For a good chunk of the movie, these three plotlines play out separately before they inevitably start colliding. This is where I stop with the specifics, but just know Johnson takes the story in directions impossible to predict. Characters make shocking choices. Fast ones are pulled over on the villains and the audience. There are multiple acts of self-sacrifice (too many, if you ask me). Johnson finds time to weave in a surprising sub-theme about war profiteering. The Last Jedi is two and a half hours for a reason, people. And even still, there are beloved Star Wars characters who get the short shrift. Han’s death is acknowledged in touching but very brief ways. Chewbacca is barely in the movie. In fact, the Porgs — who really turn out to be much ado about nothing — are only around to give the big furry guy something to do for the couple of minutes he’s on screen. The droids are also non-factors, with Threepio and Artoo pushed further into the background and BB-8 not getting a moment to match his “thumbs up” from The Force Awakens. (I’m going to hazard a guess that there was a lot of BB-8 stuff that hit the cutting-room floor.) Still, Johnson does his best to please all factions of Star Wars fandom while also making sure there’s real weight to every laser blast fired. He was an excellent choice to bring into the Lucasfilm fold.

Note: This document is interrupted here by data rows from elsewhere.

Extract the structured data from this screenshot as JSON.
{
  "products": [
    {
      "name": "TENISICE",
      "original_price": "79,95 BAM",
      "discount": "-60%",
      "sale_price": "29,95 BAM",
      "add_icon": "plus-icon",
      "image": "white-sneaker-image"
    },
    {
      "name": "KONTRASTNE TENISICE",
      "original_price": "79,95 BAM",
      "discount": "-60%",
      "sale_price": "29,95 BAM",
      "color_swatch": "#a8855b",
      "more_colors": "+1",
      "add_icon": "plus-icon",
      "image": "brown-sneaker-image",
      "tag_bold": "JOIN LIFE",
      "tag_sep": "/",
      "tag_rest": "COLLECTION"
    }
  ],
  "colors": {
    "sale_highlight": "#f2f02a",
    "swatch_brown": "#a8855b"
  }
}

Thanks largely the Lucas’s original three Star Wars films, movie-goers have learned to consume these things as trilogies, where things are set up in the first film, escalated in the second and then wrapped up in the third. But Johnson clearly has no interest in templates, and, with The Last Jedi, he’s shattered that paradigm. In fact, I’m convinced he gave no more than two minutes of thought to what a returning J.J. Abrams is going to have to work with for Episode IX. It feels like he sunk everything he had to say about these characters into this single film. The end result is a Star Wars movie that I’d be totally fine with being the last one I ever saw, if circumstances somehow dictated it so. That’s not to say I don’t want to see more (I do!) or there aren’t character and story threads still dangling (there are!). But this is a complete and assured work that says what it wants to say about a galaxy far, far away without worrying about its place in the saga at large.